In this way, he uses the term "love" to name and explain the mystic experience in the present moment.
I should mention that the Canadian Jesuit philosopher and theologian Bernard Lonergan (1904-1984) formulated five transcendental precepts for people to follow that are 100% compatible with Tony's basic advice about love unencumbered by baggage, as he puts it:
(1) Be Attentive.
(2) Be Intelligent.
(3) Be Reasonable.
(4) Be Responsible.
(5) Be in Love.
Lonergan's American Jesuit follower Robert M. Doran extensively discusses the dissolving of images that block cognition, which in effect is what Tony refers to as baggage, the kind of stuff that encumbers us and that we need to be free from in order to love.
Even though the central thrust of Tony's book is to advocate mystic awareness ("the unaware life is not worth living"), he also advocates clear thinking. He says that "what clear thinking calls for is not intelligence - that is easily come by - but the courage that has successfully coped with fear and with desire, for the moment you desire something or fear something, your heart will consciously or unconsciously get in the way of your thinking" (page 141).
So to engage in clear thinking, we need "a heart that divests itself of its programming and its self-interest each time that thinking is in progress; a heart that has nothing to protect and owes nothing to ambition and therefore leaves the mind to roam unfettered, fearless and free, in search of truth; a heart that is ever ready to accept new evidence and to change its views" (page 141).
As short as Tony's book THE WAY TO LOVE is, it is chock full of food for thought.
P.S. Nowhere in the text of THE WAY TO LOVE is Tony's indebtedness to the thought of Jiddu Krishnamurti (1895-1986), who was also from India, mentioned. From the retreat that Tony gave in July 1980 in Denver that I attended, I know that he was deeply impressed with Krishnamurti's thought. See, for example, Krishnamurti's book THINK ON THESE THINGS (orig. 1964; reissued Harper Perennial Library, 1989).
The book THE WAY TO LOVE, has been another step towards embracing this way of BEING, loving, and at times I needed to put this book aside to digest - assimilate the very difficult and almost unattainable way of LOVING described by the very articulate, serene Anthony De Mello.
In simple terms it is the way to LOVE unselfishly, to love a person even if you are not with the person.....until now, this simple sentence or statement has been only theory in my being, until now, I have almost been afraid to imagine loving when a loved one is happy in another place, separated by death, divorce, the violent unavoidable changes of life that we simply cannot control.

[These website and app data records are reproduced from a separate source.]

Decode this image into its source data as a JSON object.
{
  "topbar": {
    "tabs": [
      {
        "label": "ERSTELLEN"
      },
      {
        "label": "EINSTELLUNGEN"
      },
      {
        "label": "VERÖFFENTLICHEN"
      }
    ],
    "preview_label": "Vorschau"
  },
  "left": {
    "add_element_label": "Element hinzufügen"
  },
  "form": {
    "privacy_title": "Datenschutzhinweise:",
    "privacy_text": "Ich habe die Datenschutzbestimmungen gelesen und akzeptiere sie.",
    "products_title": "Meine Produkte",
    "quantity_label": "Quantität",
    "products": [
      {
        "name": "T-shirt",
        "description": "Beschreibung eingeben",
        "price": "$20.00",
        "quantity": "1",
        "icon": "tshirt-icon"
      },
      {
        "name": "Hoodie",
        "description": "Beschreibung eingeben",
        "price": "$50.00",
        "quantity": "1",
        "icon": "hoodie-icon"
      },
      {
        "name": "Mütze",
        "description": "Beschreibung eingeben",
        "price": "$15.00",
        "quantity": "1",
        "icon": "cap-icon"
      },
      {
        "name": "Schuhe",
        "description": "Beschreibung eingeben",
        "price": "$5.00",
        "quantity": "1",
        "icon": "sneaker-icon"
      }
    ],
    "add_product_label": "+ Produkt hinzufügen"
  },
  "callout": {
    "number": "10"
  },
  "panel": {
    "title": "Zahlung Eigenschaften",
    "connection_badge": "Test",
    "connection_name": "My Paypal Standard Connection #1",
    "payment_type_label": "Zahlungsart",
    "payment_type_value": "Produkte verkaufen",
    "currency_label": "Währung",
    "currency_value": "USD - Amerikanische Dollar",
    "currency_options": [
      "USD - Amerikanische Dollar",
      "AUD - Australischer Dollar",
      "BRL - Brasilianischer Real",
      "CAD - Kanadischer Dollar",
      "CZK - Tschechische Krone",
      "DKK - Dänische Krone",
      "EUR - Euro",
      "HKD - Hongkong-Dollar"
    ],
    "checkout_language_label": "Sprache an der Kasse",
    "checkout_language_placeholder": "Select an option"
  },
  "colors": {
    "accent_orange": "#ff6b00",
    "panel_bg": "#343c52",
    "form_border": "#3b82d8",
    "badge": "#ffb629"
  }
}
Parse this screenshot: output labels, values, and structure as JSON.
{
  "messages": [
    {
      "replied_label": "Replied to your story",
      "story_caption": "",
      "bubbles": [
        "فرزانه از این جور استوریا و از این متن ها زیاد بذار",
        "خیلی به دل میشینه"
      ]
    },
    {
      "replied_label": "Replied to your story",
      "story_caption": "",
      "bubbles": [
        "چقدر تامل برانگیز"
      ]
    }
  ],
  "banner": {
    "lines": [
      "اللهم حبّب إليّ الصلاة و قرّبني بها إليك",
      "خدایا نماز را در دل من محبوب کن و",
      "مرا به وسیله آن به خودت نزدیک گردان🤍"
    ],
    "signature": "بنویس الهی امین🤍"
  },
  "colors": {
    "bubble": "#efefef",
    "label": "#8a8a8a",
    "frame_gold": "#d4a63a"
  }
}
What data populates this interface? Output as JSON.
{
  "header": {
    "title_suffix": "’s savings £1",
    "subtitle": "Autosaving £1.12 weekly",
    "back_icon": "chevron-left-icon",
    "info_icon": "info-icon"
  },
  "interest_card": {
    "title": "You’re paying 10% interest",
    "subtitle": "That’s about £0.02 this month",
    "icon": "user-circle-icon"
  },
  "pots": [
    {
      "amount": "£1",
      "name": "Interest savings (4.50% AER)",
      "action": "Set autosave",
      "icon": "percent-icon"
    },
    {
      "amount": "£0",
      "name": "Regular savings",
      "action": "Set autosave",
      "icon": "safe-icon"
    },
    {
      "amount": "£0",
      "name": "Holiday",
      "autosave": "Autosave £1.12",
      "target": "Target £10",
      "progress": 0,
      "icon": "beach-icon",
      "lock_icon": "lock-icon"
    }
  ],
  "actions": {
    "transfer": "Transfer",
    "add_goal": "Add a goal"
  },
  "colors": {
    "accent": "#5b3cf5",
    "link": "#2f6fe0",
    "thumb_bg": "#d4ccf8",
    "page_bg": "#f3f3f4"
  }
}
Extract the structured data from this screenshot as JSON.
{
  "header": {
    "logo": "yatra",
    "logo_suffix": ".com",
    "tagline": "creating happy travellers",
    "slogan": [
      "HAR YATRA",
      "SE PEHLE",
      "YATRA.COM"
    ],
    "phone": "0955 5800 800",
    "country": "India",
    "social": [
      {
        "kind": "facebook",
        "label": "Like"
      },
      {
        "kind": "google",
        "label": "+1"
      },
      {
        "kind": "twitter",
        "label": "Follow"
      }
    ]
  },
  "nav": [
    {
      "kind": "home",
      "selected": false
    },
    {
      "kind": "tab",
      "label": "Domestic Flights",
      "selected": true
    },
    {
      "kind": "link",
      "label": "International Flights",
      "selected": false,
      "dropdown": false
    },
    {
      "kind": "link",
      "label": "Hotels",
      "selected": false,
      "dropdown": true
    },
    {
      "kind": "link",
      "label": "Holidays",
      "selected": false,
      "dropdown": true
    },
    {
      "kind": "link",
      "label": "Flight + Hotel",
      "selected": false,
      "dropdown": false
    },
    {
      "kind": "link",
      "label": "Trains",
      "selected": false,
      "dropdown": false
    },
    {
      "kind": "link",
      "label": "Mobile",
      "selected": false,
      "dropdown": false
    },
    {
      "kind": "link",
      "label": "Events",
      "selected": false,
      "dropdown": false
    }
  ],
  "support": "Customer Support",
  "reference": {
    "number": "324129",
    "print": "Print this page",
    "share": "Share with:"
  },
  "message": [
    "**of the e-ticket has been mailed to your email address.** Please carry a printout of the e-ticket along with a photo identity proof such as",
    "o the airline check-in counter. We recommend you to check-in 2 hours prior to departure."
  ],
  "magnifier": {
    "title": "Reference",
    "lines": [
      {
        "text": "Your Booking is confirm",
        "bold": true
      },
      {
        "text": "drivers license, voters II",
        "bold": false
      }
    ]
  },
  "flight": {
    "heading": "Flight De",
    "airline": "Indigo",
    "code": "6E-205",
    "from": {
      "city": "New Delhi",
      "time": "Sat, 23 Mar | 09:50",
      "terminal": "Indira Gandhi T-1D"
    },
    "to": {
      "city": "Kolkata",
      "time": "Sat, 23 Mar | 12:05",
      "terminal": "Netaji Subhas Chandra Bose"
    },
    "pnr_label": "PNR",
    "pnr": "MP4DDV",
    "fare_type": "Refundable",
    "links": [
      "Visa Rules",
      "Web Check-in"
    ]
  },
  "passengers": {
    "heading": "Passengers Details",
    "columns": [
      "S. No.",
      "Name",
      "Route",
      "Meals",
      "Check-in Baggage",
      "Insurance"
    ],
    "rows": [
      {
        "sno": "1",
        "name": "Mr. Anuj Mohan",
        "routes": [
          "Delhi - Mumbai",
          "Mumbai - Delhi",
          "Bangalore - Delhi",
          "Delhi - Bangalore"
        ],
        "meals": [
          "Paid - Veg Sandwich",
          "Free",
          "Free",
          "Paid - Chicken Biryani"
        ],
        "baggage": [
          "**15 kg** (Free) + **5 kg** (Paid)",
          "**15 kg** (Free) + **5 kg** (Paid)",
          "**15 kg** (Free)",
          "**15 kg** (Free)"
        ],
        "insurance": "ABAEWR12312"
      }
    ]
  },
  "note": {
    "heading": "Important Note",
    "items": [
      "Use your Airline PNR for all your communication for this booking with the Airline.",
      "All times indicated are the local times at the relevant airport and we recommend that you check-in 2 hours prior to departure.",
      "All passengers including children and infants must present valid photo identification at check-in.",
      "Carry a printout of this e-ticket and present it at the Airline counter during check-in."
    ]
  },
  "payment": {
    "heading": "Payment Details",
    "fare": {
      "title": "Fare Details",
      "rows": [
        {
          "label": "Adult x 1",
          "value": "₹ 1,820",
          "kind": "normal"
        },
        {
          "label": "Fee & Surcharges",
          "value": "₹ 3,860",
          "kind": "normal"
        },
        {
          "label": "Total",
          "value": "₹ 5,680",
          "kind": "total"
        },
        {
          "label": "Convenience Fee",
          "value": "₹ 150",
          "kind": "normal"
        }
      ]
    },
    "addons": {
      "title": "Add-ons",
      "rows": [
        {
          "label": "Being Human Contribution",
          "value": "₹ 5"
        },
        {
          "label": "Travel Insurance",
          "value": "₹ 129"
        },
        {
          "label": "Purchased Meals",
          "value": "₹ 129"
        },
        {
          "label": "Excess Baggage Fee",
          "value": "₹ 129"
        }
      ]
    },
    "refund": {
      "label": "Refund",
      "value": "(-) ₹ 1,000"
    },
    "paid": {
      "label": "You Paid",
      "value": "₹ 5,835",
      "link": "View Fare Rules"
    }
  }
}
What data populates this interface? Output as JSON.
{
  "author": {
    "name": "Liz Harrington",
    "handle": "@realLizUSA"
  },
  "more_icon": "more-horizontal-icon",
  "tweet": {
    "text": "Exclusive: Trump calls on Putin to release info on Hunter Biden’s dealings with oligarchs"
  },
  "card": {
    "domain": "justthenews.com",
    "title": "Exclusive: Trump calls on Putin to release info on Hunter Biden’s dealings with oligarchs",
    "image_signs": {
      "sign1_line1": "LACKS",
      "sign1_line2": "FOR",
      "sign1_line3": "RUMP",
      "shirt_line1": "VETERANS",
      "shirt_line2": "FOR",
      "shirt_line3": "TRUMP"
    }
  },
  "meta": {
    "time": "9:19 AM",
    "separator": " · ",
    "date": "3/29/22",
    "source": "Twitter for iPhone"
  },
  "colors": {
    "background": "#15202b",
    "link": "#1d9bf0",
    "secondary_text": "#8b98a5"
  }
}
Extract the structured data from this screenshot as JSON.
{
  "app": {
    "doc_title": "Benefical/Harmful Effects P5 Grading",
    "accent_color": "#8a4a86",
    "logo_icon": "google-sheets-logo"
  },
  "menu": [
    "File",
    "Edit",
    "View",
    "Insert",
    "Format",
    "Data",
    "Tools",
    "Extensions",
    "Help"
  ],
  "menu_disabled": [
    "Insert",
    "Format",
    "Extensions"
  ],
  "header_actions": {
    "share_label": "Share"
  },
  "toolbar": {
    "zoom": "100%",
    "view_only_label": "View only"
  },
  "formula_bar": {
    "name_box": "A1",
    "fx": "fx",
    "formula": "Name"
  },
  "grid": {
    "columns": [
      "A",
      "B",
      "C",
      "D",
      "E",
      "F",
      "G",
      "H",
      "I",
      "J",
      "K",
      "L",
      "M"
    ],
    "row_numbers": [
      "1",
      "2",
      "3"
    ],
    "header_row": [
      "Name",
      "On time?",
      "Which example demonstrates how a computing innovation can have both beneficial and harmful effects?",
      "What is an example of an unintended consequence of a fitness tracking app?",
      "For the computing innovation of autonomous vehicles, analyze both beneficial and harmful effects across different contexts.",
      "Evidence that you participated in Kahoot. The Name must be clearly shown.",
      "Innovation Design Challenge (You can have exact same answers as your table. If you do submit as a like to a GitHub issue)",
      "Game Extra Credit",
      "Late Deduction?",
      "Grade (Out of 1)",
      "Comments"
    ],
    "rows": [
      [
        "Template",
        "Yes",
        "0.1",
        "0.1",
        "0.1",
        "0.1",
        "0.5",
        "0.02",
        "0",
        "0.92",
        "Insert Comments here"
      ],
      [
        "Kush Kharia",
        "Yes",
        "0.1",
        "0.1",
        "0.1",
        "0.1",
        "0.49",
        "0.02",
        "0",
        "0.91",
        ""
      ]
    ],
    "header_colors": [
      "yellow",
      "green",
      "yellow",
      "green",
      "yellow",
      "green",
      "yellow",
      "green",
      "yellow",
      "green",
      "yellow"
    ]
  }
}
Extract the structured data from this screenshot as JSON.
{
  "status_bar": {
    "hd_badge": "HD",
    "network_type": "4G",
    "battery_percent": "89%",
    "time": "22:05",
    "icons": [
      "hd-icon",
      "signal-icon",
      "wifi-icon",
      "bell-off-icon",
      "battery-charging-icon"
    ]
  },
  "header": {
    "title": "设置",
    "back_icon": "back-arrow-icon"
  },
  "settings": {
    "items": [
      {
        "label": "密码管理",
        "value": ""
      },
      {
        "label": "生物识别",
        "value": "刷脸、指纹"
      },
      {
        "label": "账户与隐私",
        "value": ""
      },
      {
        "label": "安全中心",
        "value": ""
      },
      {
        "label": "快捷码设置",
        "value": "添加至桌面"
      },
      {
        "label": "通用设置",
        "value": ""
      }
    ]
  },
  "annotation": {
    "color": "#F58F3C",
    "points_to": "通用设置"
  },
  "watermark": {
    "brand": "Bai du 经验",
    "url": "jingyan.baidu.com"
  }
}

It is a far cry from the modern rhetoric of suggested SECRETS which only moves individuals closer to the belief that YOU CAN CONTROL ALL, HAVE POWER OVER OTHERS through a certain mental process. It is an acknowledgement that we can control some parts of life, but there are some areas which is not within our control and when this time comes.
When change happens it is bound to be violent to the spirit, mind, emotions and being of self. However, the agreement with life and with our God to accept the change, and to embrace, and than finally to continue to love without abdicating from life, without embarking on angry and bitter roads and certainly without the NEED TO CONTROL when life takes a curve away from our fantastical dream of HAPPINESS.
The rewards - a simple place of SERENITY, and PEACE and a life feeling less afraid TO fear the next moment.
not an occassion, not a joyful memory but alas A STATE OF BEING.
Will I achieve this state of being? I don't know - I hope to - but for now, I am blessed to have been privy to a man who in his simplicity strive to unpack what others have complicated for years.
It is not a book I will read as a once off. I will keep this on my kindle (on my shelves) and revert back, knowing without a doubt that everytime the words - the thoughts - the love, will teach me new ways to love.
Most recent customer reviews
It joyfully outlines the difference between attachment (romantic love) and authentic Love
The teachings apply to every...Read more